The question of whether I like the show was sealed by waking up Sunday morning and immediately checking if there was a new episode available on demand.

Crispy said...

I'm thinking that the alters, when they crop up, drop everything and run home and change. When Buck came out, he didn't charge the school and punch Samurai knot kid in the face. He drove home and got the kid later.

I assume when Alice came out at the mall, she did the same. I don't see Tara's sister hanging around with one of the alters.

I'm also going to assume that the alters usually come out directly from Tara. They all seem to be completely able to function in most situations on their own, so I don't really see the need for Buck to come out while Alice in charge. She dealt with the teacher problem just fine - no need for Buck to come out swinging.

Maybe these are all just handy plot devices to keep everything going in the right direction, but I'm willing to work with it.

Alice might have gone too far with the soap in the mouth thing (though the daughter completely deserved it), she did make a photo album for her, and remind her that her mother loves her.

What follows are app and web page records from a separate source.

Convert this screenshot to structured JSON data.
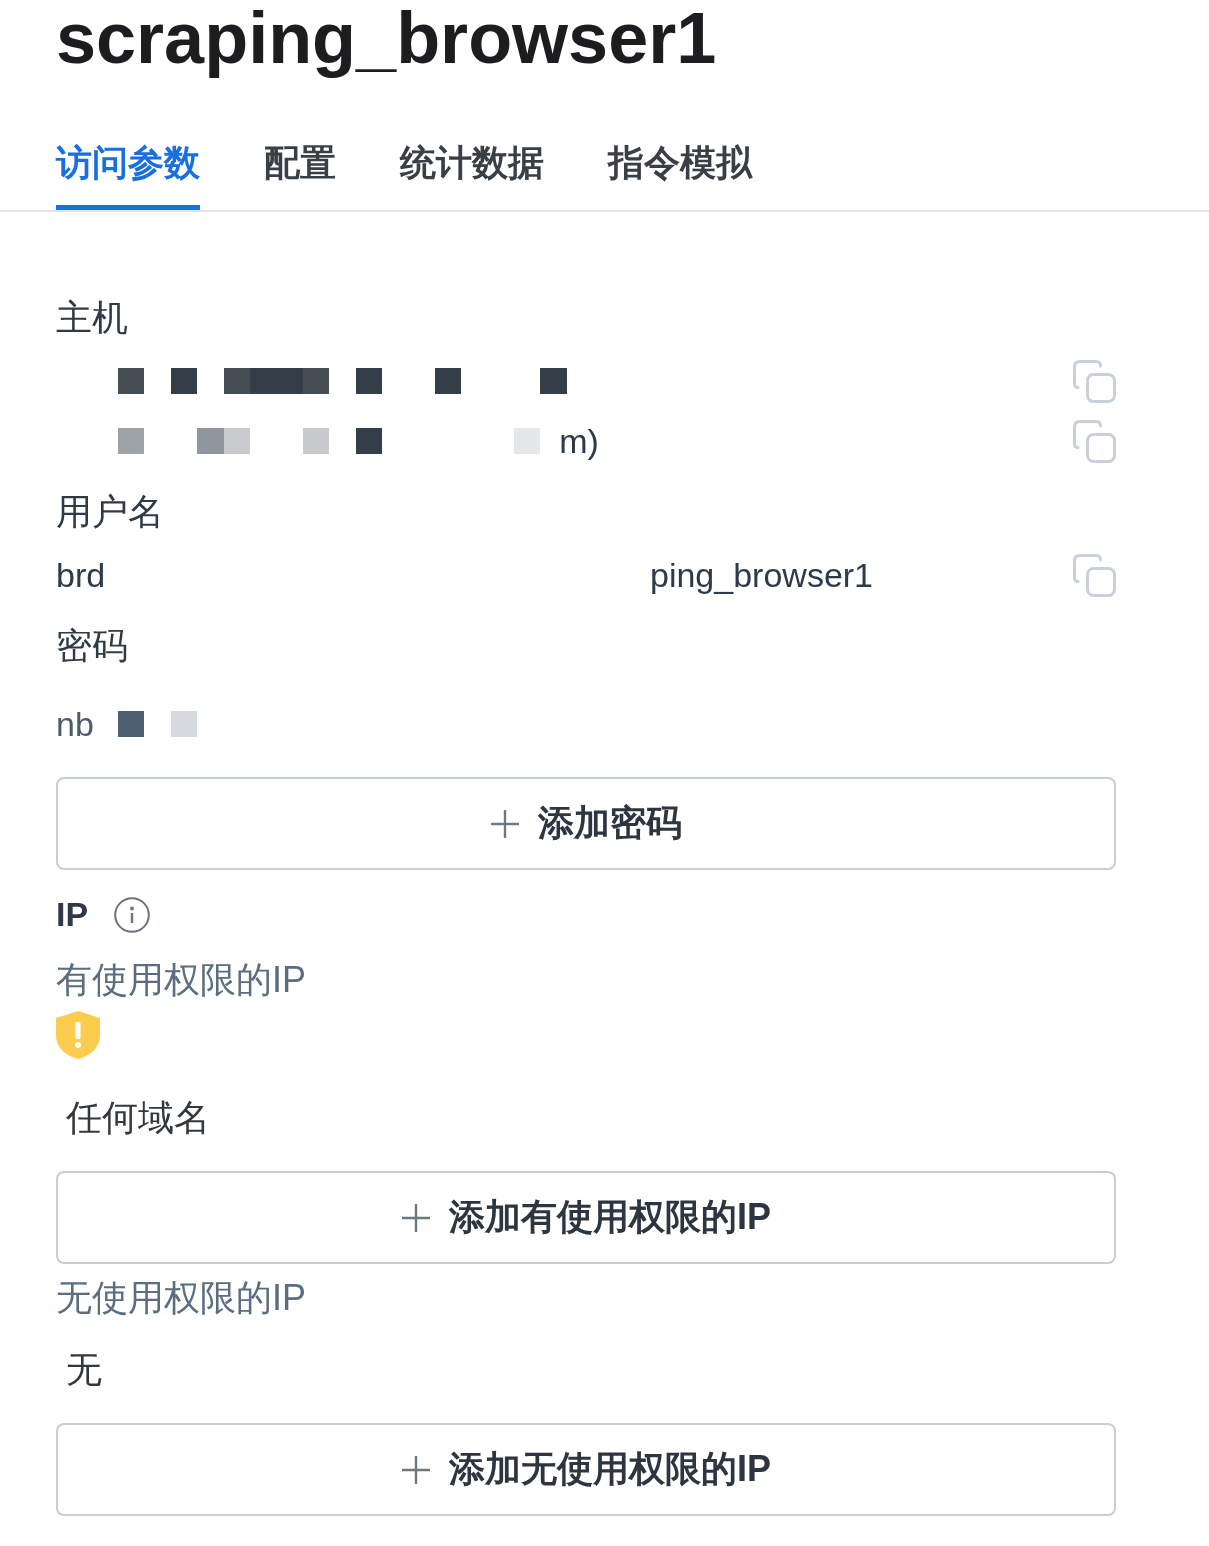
{
  "title": "scraping_browser1",
  "tabs": [
    {
      "label": "访问参数",
      "selected": true
    },
    {
      "label": "配置",
      "selected": false
    },
    {
      "label": "统计数据",
      "selected": false
    },
    {
      "label": "指令模拟",
      "selected": false
    }
  ],
  "fields": [
    {
      "label": "主机",
      "lines": [
        {
          "copyable": true,
          "cells": [
            {
              "kind": "block",
              "color": "#454d55"
            },
            {
              "kind": "blank"
            },
            {
              "kind": "block",
              "color": "#343e49"
            },
            {
              "kind": "blank"
            },
            {
              "kind": "block",
              "color": "#454d55"
            },
            {
              "kind": "block",
              "color": "#343e49"
            },
            {
              "kind": "block",
              "color": "#343e49"
            },
            {
              "kind": "block",
              "color": "#454d55"
            },
            {
              "kind": "blank"
            },
            {
              "kind": "block",
              "color": "#343e49"
            },
            {
              "kind": "blank"
            },
            {
              "kind": "blank"
            },
            {
              "kind": "block",
              "color": "#343e49"
            },
            {
              "kind": "blank"
            },
            {
              "kind": "blank"
            },
            {
              "kind": "blank"
            },
            {
              "kind": "block",
              "color": "#343e49"
            }
          ]
        },
        {
          "copyable": true,
          "cells": [
            {
              "kind": "block",
              "color": "#9ea3a8"
            },
            {
              "kind": "blank"
            },
            {
              "kind": "blank"
            },
            {
              "kind": "block",
              "color": "#8f969e"
            },
            {
              "kind": "block",
              "color": "#c8cacd"
            },
            {
              "kind": "blank"
            },
            {
              "kind": "blank"
            },
            {
              "kind": "block",
              "color": "#c8c9cc"
            },
            {
              "kind": "blank"
            },
            {
              "kind": "block",
              "color": "#343e49"
            },
            {
              "kind": "blank"
            },
            {
              "kind": "blank"
            },
            {
              "kind": "blank"
            },
            {
              "kind": "blank"
            },
            {
              "kind": "blank"
            },
            {
              "kind": "block",
              "color": "#e6e7e8"
            }
          ],
          "text_after": "m)"
        }
      ]
    },
    {
      "label": "用户名",
      "lines": [
        {
          "copyable": true,
          "texts": [
            "brd",
            "ping_browser1"
          ]
        }
      ]
    },
    {
      "label": "密码",
      "lines": [
        {
          "copyable": false,
          "text_before": "nb",
          "cells": [
            {
              "kind": "block",
              "color": "#4f5f72"
            },
            {
              "kind": "blank"
            },
            {
              "kind": "block",
              "color": "#d6d9dd"
            }
          ]
        }
      ]
    }
  ],
  "add_password_button": "添加密码",
  "ip": {
    "label": "IP",
    "lists": [
      {
        "heading": "有使用权限的IP",
        "warning": true,
        "value": "任何域名",
        "button": "添加有使用权限的IP"
      },
      {
        "heading": "无使用权限的IP",
        "warning": false,
        "value": "无",
        "button": "添加无使用权限的IP"
      }
    ]
  }
}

To me, the bigger issue was that if she plans on taking over in the future, why would she enforce Tara's love to her daughter and fill a photo album with pictures of her with her mom?

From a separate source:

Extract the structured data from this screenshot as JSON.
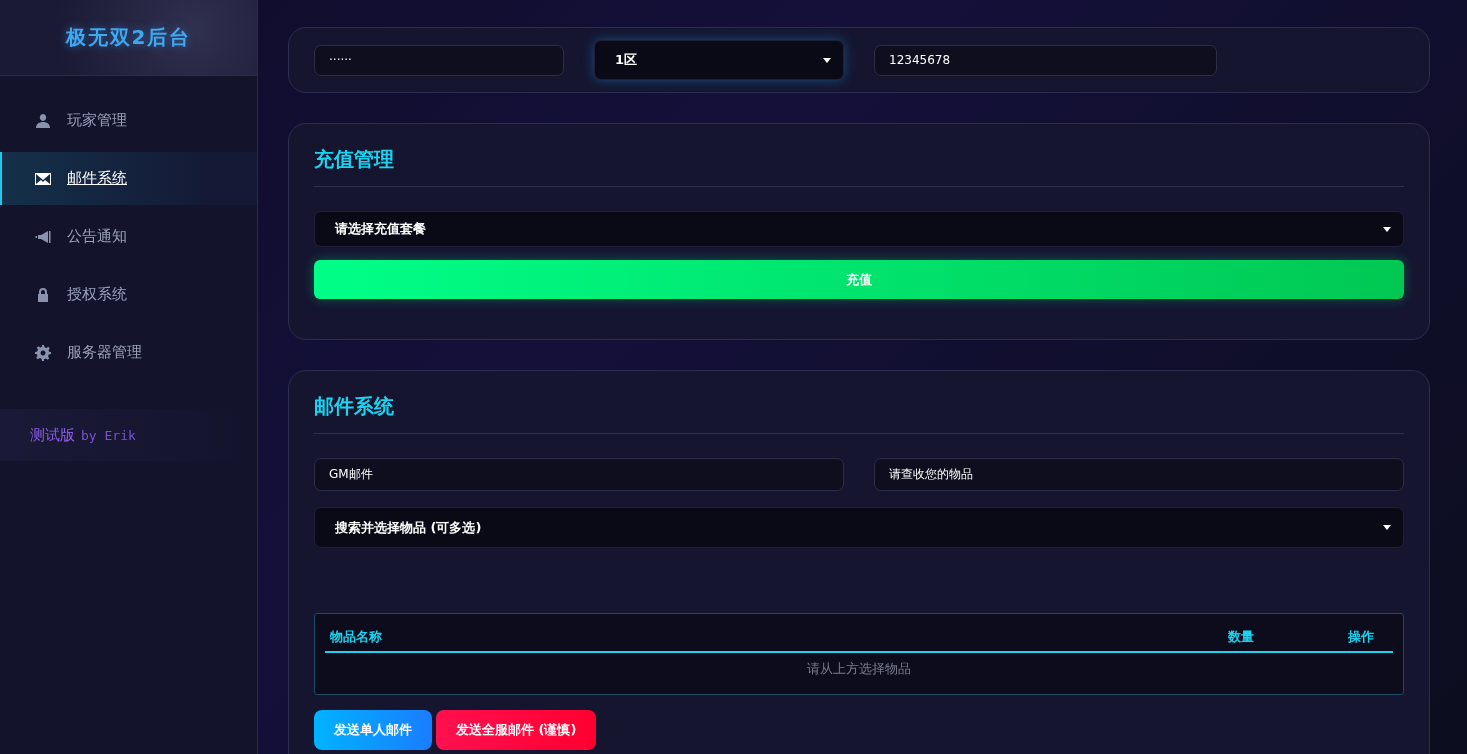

So far I am loving the show. Lots of LOL moments, including "literary boners" and "loving Orel".

Anonymous said...

It is very difficult for me to get over my anger that they are allowing the daughter to still socialize with someone abusive and doing nothing to really help her understand why this is bad. (I'm not suggesting banning the boy because that will only increase her need to be with him).

I was also furious at Tara's excusing of the unprotected sex. Yes, people are stupid, that doesn't make it ok!

So I have to work hard to keep those feelings in check and allow the show to move on its own pace.

The daughter is a graceless ingrate. The fact is that it took Alice to make her realize if she wants to be on her own she has to at least start taking some responsibility made it well worth it to me. (Her pout on the couch of "I need money" definitely made me want to say "Then you need to get a job")

Parents always talk about teens "just being like that" when I have to say a lot of it really is their own issues they've created.

As for the alter changes, Alice is quite alive and real at the mall before she changes clothes so I don't think that will be an issue. It might make for amusing and interesting plot points in the future for people not to be able to so easily and immediately note who they are talking to.

-EmeraldLiz

Brian said...

I'm still reserving judgment. The show is very watchable but I'm not convinced yet. I don't demand strict realism from a TV show or movie but I am having a bit of trouble buying into even the invented reality of the show...the family dynamics are just way too comedy-friendly and laid-back even with the daughter's lashing out. The father is a cipher right now. I do not look forward to Marshall's anachronistic friend. And I wish Toni Collette wasn't going so over-the-top with the alter characterizations...it's possible to do the '50s housewife thing without exaggerating it like that (see January Jones on Mad Men). It just feels way too much like Collette is playing all the alters for comedy, rather than a natural outgrowth of her DID/MPD/whatever.

Crispy said...

Like someone said in an earlier post, the alters weren't born and developed over time. They were created from Tara's mind, with all of her own ideas on them. I'm sure she has preconceived ideas about what the "perfect" housewife, manliest man and most brazen teen look like. These are creations from her mind, and will surely be caricatures of what the real things look like.

Kinny said...

I agree about the alters being somewhat obvious without the clothes. If you recall from episode one, the Buck transformation happened in the car, and I thought it very effective how he/she pulled up her hair and hardened his/her jaw, and reached for the glasses and cigarettes. (Ok, the last is a cheat - some props fit in a glove department.) I would love to see a longer scene, though, where Toni Collette is forced to use only her physical acting skills to portray an alter change - no costume, no props, no dialogue.